Phil Spencer speaks to housing market experts about 2023
We use your sign-up to provide content in ways you’ve consented to and to improve our understanding of you. This may include adverts from us and 3rd parties based on our understanding. You can unsubscribe at any time. More info
During the pandemic, homes with gardens were gold dust as people were forced to spend more time at home during lockdown. While homes without outdoor space in cities are growing in popularity, one thing is for certain, lockdowns have made us reexamine what we need from our homes. Despite coronavirus lockdowns now being firmly behind us, a new market analysis by estate agent comparison site, GetAgent.co.uk has revealed that today’s buyers will still pay a premium for a garden.
According to the research, homebuyers will pay a 12.9 percent house price premium to secure a home with a garden which equates to £38,000 on the average UK home. In London, this price premium climbs to a whopping £70,000.

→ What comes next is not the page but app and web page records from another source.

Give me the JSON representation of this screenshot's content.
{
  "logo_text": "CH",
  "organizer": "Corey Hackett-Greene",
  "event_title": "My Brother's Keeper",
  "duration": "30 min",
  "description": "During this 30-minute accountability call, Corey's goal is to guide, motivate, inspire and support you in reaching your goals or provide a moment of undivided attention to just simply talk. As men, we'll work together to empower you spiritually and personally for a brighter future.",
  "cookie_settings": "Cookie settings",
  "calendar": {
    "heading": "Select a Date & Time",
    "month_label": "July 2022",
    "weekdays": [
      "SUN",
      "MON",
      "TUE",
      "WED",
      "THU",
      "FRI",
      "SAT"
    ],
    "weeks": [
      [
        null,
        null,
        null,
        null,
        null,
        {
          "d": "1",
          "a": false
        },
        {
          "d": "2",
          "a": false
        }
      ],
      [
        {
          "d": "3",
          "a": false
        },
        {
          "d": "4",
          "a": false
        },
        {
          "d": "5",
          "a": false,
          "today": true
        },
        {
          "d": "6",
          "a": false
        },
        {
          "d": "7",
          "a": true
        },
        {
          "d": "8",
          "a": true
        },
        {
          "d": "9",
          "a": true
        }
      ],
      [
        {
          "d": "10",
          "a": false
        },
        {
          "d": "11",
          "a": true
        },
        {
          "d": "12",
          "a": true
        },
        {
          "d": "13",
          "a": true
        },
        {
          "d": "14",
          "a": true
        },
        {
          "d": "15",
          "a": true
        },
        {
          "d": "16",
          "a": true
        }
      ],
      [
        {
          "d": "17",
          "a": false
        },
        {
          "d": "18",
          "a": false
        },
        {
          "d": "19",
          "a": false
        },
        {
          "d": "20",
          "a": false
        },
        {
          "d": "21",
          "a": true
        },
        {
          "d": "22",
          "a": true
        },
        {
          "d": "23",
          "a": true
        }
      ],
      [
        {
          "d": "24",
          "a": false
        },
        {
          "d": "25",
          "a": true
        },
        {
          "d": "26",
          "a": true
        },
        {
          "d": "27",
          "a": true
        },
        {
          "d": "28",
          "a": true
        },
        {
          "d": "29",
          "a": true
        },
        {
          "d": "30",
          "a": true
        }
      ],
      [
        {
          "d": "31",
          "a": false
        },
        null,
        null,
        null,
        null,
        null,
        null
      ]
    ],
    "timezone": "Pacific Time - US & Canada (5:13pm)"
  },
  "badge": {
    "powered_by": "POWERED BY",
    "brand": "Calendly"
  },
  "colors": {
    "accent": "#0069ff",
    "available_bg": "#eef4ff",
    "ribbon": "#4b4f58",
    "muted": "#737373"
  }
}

To find out how much buyers are willing to pay for a garden, GetAgent.co.uk looked at the number of currently available homes that come with a garden against overall current housing stock levels.
The research then looked at what proportion of available garden homes have already been purchased, and how much more money they command compared to homes without gardens.
With spring just around the corner, the market will soon be hotting up with buyers out in full force looking for their dream property.
And according to GetAgent’s research, a home with a garden is already proving to be popular.
In fact, 44 percent of homes listed with gardens are already under offer or sold subject to contract (SSTC).
Gardens are most in demand in Scotland where a massive 58 percent of garden homes have already been snapped up, followed by the South East (46 percent) and the North West (46 percent).
For buyers worried about missing out, the good news is not only is demand strong for homes with gardens but supply is strong too.
Household staple ‘kills’ algae on patios ‘without scrubbing’ [LATEST]
Three ‘effective’ methods to deter rats ‘naturally’ from your garden [INSIGHT]
The sellers ‘most in danger’ of their property sales ‘collapsing’ [ANALYSIS]
According to the research, 81 percent of all homes currently on the market in the UK boast some kind of garden.
In Northern Ireland, this number jumps to 94 percent, while in the East Midlands it’s 90 percent.
Unsurprisingly, the only region where garden stock falls below 80 percent is London where it dwindles to 61 percent.
Even though there are lots of homes listed for sale with gardens, GetAgent.co.uk found that, in the current market, homes listed with a garden have asking prices 12.9 percent higher than those without a garden.
Looking for a new home, or just fancy a look? Add your postcode below or visit InYourArea
This is the equivalent of £38,000 based on the average UK house price (£294,329).
While homes with garden space have the biggest price tag in London where buyers on average will pay £70,241 more for a home with a garden, other areas command a large premium too.
Gardens in the South East region cost an average of £52,000 while in the East of England homes with gardens command an extra £47,049.
Even in the North East where the garden premium is at its lowest, buyers must be prepared to pay an extra £21,000 for the luxury of a garden.
CEO and Co-founder of GetAgent.co.uk, Colby Short, said gardens have always been a “desirable” feature.
He said: “The garden has always been a desirable property feature as it provides space for relaxation and social interaction with friends and family and this interaction is vital for our wellbeing, something that became particularly apparent during the dark days of the pandemic.
“However, as our research shows, a home with a garden does come at a considerable premium, particularly in more built up areas where space is limited.
“As a result, many urban homebuyers may find that they are forced to make sacrifices when it comes to the overall size of their home, if a garden is a feature that they simply can’t live without.”
Source: Read Full Article